PERFORMER: Kontra Quartet
These are diverting rarities from Johan Svendsen’s student years in Leipzig (1862-8) – where his compatriot Edvard Grieg also studied. Grieg’s folkloristic simplicity contrasts powerfully with Svendsen’s cosmopolitanism and independent spirit, qualities never fully understood by his teacher, Carl Reinecke. Svendsen’s A minor Quartet (1865) is an impetuous, gripping work: it is played with unswerving authority by the Kontra Quartet. It catches the volcanic fervour of this music wonderfully, and I can’t imagine its performances being bettered. Svendsen’s Octet, influenced as much by Danish composer Niels Gade’s Op. 17 Octet of 1848 as by Mendelssohn’s youthful essay, invokes lush, quasi-orchestral sonorities and bold thematic material of surprising originality.
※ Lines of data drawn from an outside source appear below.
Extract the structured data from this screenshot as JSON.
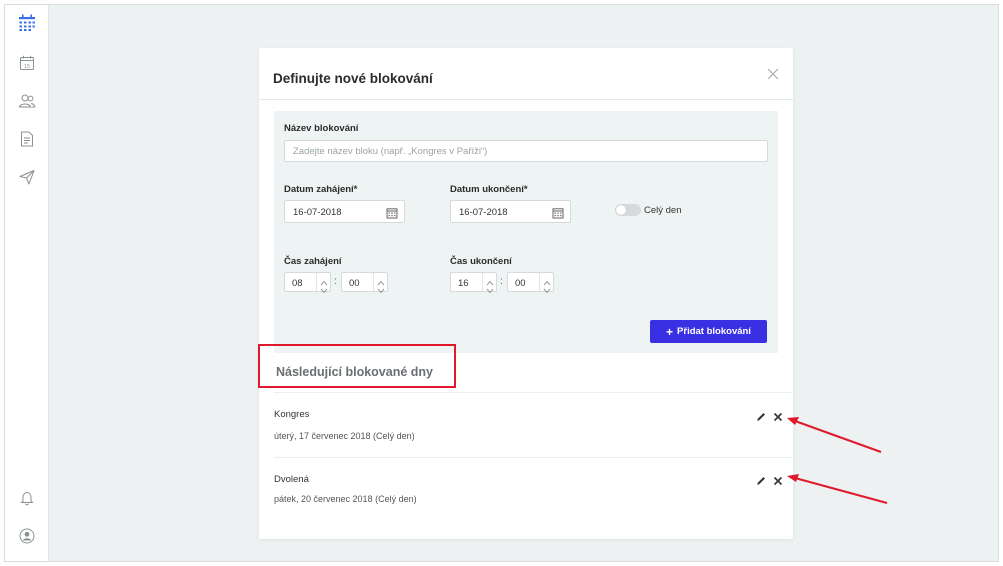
{
  "sidebar": {
    "items": [
      {
        "icon": "calendar-grid-icon",
        "color": "#3a6fe8"
      },
      {
        "icon": "calendar-day-icon",
        "label": "15"
      },
      {
        "icon": "users-icon"
      },
      {
        "icon": "document-icon"
      },
      {
        "icon": "send-icon"
      }
    ],
    "bottom": [
      {
        "icon": "bell-icon"
      },
      {
        "icon": "user-account-icon"
      }
    ]
  },
  "modal": {
    "title": "Definujte nové blokování",
    "form": {
      "name_label": "Název blokování",
      "name_placeholder": "Zadejte název bloku (např. „Kongres v Paříži“)",
      "start_date_label": "Datum zahájení*",
      "start_date_value": "16-07-2018",
      "end_date_label": "Datum ukončení*",
      "end_date_value": "16-07-2018",
      "all_day_label": "Celý den",
      "start_time_label": "Čas zahájení",
      "start_hour": "08",
      "start_minute": "00",
      "end_time_label": "Čas ukončení",
      "end_hour": "16",
      "end_minute": "00",
      "time_separator": ":",
      "add_button_label": "Přidat blokování",
      "add_button_icon": "+"
    },
    "list_title": "Následující blokované dny",
    "blocks": [
      {
        "name": "Kongres",
        "date": "úterý, 17 červenec 2018 (Celý den)"
      },
      {
        "name": "Dvolená",
        "date": "pátek, 20 červenec 2018 (Celý den)"
      }
    ]
  },
  "colors": {
    "accent": "#3a30e3",
    "annotation": "#e0192c",
    "background": "#edf1f1"
  }
}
This thrilling account makes out a cast-iron case for another under-subscribed work, and the BIS recording is outstanding. Highly recommended. Michael Jameson